It has been nearly 10 years since the Glass Steagall Act was repealed. This removed safeguards that had been in place since 1933 and allowed commercial banks to acquire brokerage firms. During the intervening time we all enjoyed some wonderful business conditions. Unfortunately, excesses and abuses of sound business judgment created a bubble that has led to the deep recession that we now find ourselves. Nothing new in that statement! 

Here you are running a business that is mired down in these tough times. The important issue is, “what actions should be taken in the here and now to protect for the future?”

So, What Is Next?

You have done the obvious things to take care of the business.  Costs have been cut to the bone. Maybe, you have released good people from service.  Your product line has been rationalized and streamlined to focus on the businesses core competencies.  You have analyzed the customer base and segmented them into profitability groups. You’ve increased the service that you provide to your most profitable customers. At this point you really can’t afford to lose any customers. You have considered and perhaps diversified into new areas.
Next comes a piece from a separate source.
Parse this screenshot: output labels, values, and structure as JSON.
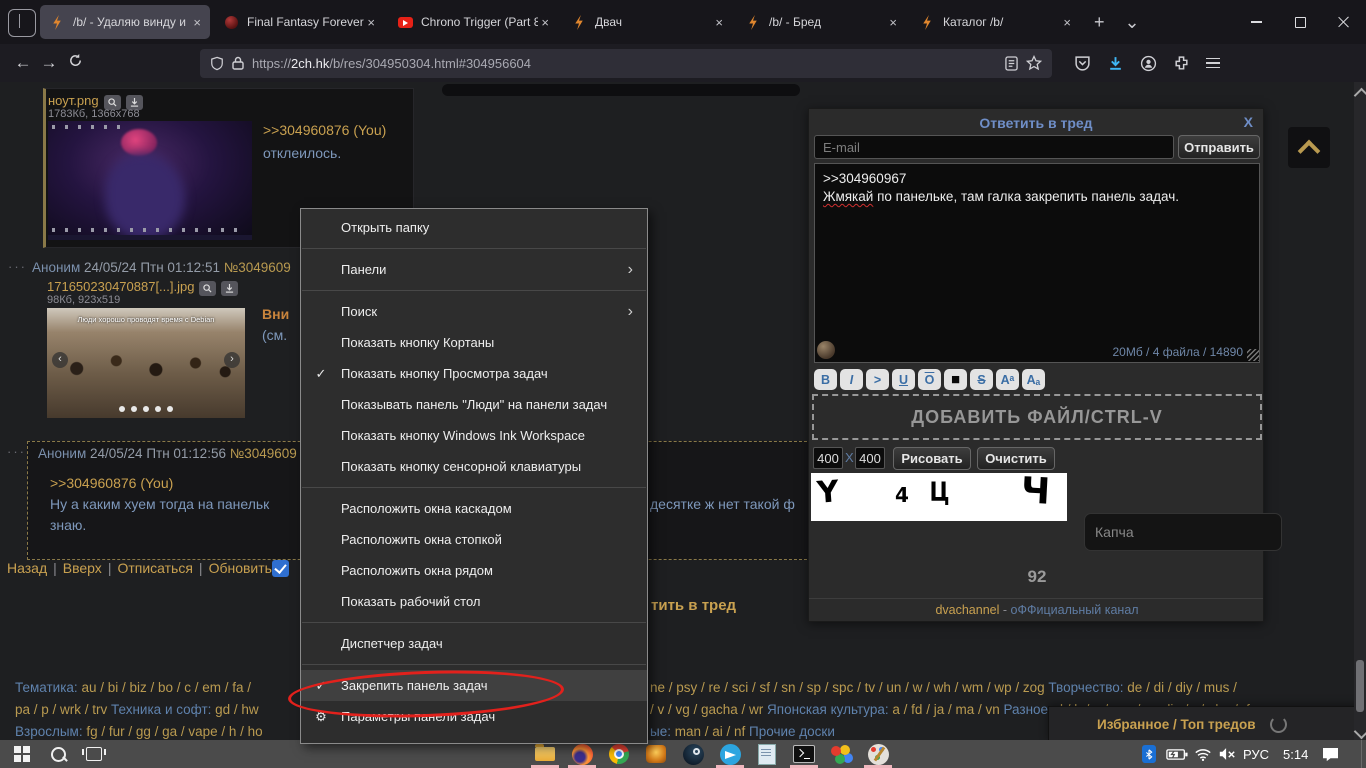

My answer, carry on.   Plant the seeds for growth. Make your sales calls on customers and prospective accounts that you want to do business with.  Implement the marketing programs (to your financial limits) that will create a demand for your products. In general run the business with the full expectation that conditions will recover.
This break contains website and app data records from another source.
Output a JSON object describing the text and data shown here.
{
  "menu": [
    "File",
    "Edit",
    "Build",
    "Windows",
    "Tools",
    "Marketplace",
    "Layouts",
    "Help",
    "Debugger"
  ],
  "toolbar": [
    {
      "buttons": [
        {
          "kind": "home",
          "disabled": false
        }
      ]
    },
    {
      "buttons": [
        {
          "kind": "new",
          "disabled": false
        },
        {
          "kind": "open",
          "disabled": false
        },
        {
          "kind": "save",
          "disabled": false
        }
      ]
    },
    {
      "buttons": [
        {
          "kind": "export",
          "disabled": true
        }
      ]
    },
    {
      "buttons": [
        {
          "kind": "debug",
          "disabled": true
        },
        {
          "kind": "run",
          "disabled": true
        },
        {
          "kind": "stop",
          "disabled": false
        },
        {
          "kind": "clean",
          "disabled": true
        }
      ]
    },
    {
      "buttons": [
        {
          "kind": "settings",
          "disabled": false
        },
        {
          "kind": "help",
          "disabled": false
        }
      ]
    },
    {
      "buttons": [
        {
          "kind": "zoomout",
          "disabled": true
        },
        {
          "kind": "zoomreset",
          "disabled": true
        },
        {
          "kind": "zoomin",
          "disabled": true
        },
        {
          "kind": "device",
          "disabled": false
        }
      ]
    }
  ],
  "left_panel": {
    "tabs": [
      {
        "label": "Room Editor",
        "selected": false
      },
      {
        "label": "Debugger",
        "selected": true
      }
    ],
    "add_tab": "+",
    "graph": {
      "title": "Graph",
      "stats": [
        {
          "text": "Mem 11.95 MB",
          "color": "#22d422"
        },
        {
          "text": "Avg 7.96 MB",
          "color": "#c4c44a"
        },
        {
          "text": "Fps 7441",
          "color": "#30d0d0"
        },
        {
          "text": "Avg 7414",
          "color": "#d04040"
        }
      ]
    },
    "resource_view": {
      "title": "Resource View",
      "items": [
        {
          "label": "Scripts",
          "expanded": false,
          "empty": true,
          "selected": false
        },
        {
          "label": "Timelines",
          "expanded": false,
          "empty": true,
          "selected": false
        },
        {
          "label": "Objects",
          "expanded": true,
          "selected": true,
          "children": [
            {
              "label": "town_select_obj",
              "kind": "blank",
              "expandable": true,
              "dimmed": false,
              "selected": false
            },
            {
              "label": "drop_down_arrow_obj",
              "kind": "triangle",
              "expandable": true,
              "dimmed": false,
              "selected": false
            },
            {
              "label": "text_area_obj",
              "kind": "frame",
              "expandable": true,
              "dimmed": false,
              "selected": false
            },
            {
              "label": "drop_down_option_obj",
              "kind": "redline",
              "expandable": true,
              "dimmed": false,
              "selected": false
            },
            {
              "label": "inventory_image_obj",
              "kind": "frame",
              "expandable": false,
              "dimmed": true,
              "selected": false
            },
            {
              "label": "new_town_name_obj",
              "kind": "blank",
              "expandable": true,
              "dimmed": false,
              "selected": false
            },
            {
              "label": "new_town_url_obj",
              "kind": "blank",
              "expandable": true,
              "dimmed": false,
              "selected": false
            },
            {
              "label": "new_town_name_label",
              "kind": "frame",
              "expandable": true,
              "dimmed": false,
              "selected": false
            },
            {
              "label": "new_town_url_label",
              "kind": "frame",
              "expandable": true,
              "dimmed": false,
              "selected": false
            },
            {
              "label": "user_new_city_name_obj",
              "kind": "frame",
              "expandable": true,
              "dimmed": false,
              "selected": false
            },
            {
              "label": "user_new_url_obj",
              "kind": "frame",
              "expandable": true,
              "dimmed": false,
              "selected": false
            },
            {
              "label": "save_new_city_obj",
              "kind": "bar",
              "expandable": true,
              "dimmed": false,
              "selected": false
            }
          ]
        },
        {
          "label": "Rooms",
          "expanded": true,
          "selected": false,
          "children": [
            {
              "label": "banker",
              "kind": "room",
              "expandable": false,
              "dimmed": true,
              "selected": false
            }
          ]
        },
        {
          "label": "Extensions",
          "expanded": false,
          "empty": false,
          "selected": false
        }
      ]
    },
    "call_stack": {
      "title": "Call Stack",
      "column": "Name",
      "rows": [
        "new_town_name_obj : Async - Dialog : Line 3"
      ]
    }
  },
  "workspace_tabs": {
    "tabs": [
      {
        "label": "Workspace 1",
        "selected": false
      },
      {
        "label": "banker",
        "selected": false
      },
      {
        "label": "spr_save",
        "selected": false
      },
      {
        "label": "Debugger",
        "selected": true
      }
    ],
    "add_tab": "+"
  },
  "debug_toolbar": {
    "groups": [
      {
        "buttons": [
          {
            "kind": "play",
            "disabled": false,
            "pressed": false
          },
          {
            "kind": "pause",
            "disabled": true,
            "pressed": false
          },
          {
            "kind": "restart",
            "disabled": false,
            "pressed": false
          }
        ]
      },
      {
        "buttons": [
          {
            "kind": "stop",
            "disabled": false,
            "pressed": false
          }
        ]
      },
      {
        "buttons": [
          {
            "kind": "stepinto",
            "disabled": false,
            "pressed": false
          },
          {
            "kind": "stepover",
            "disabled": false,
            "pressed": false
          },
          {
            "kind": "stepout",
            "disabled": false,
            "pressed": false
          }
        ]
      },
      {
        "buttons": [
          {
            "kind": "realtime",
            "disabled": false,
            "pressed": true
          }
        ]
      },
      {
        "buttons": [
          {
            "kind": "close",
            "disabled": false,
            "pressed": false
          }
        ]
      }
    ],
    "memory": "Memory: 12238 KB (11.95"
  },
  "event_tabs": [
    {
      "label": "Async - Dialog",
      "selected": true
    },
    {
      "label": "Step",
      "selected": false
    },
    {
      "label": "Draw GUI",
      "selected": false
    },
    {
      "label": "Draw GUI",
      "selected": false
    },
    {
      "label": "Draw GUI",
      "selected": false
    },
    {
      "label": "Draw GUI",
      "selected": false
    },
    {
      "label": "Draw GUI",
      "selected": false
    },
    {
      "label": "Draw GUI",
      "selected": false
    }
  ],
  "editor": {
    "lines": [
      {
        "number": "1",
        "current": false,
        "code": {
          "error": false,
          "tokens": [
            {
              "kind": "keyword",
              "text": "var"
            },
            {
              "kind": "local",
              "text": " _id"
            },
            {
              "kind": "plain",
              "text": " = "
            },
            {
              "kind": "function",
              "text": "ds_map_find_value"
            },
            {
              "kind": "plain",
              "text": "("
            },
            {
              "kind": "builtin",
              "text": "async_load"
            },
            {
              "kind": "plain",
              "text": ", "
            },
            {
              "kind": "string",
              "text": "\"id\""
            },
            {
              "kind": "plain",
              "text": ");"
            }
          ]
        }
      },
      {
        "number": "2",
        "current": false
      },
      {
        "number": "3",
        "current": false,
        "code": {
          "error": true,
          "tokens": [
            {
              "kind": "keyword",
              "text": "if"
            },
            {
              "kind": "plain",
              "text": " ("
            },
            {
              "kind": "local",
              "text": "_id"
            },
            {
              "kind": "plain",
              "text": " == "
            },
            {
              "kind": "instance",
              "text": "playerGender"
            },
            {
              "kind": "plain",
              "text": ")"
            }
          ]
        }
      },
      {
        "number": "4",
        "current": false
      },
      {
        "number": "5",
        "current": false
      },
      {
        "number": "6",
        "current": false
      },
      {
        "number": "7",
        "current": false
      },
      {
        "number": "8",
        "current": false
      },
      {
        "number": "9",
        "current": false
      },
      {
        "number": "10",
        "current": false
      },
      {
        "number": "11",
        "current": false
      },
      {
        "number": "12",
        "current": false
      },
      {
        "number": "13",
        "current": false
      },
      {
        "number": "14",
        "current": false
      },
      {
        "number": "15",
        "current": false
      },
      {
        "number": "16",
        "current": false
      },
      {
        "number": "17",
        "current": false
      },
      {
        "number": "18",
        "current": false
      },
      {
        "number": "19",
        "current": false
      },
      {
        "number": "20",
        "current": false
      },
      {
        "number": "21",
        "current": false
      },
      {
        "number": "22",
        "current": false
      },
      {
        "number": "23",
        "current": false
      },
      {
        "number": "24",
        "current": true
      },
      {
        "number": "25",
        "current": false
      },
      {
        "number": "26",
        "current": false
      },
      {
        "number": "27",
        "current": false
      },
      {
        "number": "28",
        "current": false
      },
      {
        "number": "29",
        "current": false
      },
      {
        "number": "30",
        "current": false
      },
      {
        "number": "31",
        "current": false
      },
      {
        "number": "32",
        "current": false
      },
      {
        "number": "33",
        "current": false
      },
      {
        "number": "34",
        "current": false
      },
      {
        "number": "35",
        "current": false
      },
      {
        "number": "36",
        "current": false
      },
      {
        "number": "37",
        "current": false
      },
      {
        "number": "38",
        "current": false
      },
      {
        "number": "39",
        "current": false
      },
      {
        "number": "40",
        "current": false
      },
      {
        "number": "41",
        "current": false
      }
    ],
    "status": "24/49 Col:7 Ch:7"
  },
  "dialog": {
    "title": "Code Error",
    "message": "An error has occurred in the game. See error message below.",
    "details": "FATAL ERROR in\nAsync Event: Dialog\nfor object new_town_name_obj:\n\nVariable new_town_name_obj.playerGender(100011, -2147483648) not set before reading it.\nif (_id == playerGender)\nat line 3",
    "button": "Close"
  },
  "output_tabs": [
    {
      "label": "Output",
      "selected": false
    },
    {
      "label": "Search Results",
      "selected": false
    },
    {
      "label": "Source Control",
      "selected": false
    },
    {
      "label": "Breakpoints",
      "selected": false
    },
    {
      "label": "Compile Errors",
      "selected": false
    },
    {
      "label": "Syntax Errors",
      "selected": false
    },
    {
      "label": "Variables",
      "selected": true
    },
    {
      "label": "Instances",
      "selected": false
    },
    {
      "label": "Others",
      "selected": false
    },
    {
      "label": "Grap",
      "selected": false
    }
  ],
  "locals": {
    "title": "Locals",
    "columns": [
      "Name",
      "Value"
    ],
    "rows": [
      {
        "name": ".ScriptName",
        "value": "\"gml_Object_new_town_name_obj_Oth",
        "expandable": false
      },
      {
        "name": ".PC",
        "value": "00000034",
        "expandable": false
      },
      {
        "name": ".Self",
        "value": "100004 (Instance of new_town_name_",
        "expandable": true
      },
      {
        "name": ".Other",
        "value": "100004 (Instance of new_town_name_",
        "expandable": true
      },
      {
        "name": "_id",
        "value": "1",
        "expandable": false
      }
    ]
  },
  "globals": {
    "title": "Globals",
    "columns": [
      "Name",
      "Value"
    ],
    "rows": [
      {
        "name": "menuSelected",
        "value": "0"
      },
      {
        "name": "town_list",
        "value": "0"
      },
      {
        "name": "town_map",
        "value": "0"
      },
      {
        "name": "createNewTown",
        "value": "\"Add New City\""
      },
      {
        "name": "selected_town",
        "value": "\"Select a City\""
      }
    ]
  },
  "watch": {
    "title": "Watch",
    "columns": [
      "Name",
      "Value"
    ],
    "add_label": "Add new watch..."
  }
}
I’d like to relate a story from the 1980’s that occurred in the Louisiana Oil patch following the crash in the price of oil.  Times were grim in Texas, Louisiana, Arkansas and Oklahoma. The region experienced a downturn in economic conditions that were remarkably similar to what we as a nation are experiencing now. The demand for crude oil and refined gasoline products had dropped dramatically. Businesses were failing. The price of real estate through the region crashed falling upwards of 40% in some areas.

One of the nations’ largest refineries in Lake Charles laid- off over 1000 workers and shutdown the majority of their operation.  I had an appointment with operations management set up for the day after the lay-offs occurred at this refinery. When I got into my appointments office, the first question that I was asked was “Do you know what happened here yesterday?  Why are you even here?” My reply was “yes I do know, and I believe in this site and its people. You will recover and come back.”                  
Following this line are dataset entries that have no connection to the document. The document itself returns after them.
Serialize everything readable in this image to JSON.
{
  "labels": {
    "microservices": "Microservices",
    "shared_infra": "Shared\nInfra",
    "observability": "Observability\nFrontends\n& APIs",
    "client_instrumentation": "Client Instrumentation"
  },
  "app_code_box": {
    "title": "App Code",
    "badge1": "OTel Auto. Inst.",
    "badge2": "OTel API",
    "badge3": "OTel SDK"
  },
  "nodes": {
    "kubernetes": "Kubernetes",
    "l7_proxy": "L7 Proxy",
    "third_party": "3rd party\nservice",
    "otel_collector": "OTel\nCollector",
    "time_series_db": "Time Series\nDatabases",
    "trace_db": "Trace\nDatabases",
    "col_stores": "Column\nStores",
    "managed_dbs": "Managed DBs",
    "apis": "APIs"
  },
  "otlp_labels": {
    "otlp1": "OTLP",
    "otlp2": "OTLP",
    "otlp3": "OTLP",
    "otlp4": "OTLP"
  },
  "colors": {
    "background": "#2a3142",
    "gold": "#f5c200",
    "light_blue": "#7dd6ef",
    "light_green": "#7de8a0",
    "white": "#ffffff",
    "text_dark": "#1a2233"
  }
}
I repeated this message at account after account through the Gulf Coast.  I acknowledged the situation and that accounts were not in a position to make immediate purchases, but I also expressed confidence in the people and the organizations that I did want to conduct business with. We were in this together.  I told them so.  To make a long story short, I was rewarded when conditions did improve.  Sales tripled in a 3 year time frame. 





Diversify if Applicable-

If diversification is in your plans, now might be the time to do it. Do what you have to in order to survive.

This might mean getting into areas of your mainstream business that you had never considered. I recently spoke with a contractor who specializes in designing and installing custom kitchens. He told me that people just are not spending the money to customize kitchens right now.   He is diversifying into refurbishment and refinishing in existing kitchens just to keep his business on operation. 

There are opportunities out there to purchase good sound business that will be valued reasonably from a Price to EBIDTA perspective because of the downturn in the economy. Keep your eyes open, inquirer. As the adage states,“ Nothing ventured, nothing gained.”


Show Strong Leadership and Persevere-

Times will recover and business conditions will improve. This is a time to show strong, positive leadership. Don’t be reckless. Businesses and people have to persevere. They need leaders to encourage them to do this.  Stay positive.  As a nation we can (and will) work our way out of this present situation. Recessions, while they hurt, can be good for the economy as a whole. They create the platforms for future growth.  Remember, it took almost 9 years to really get into this recession. It will take time to recover.

Hello world!

Posted in Uncategorized by resultsman on January 22, 2009

Welcome to This is your first post. Edit or delete it and start blogging!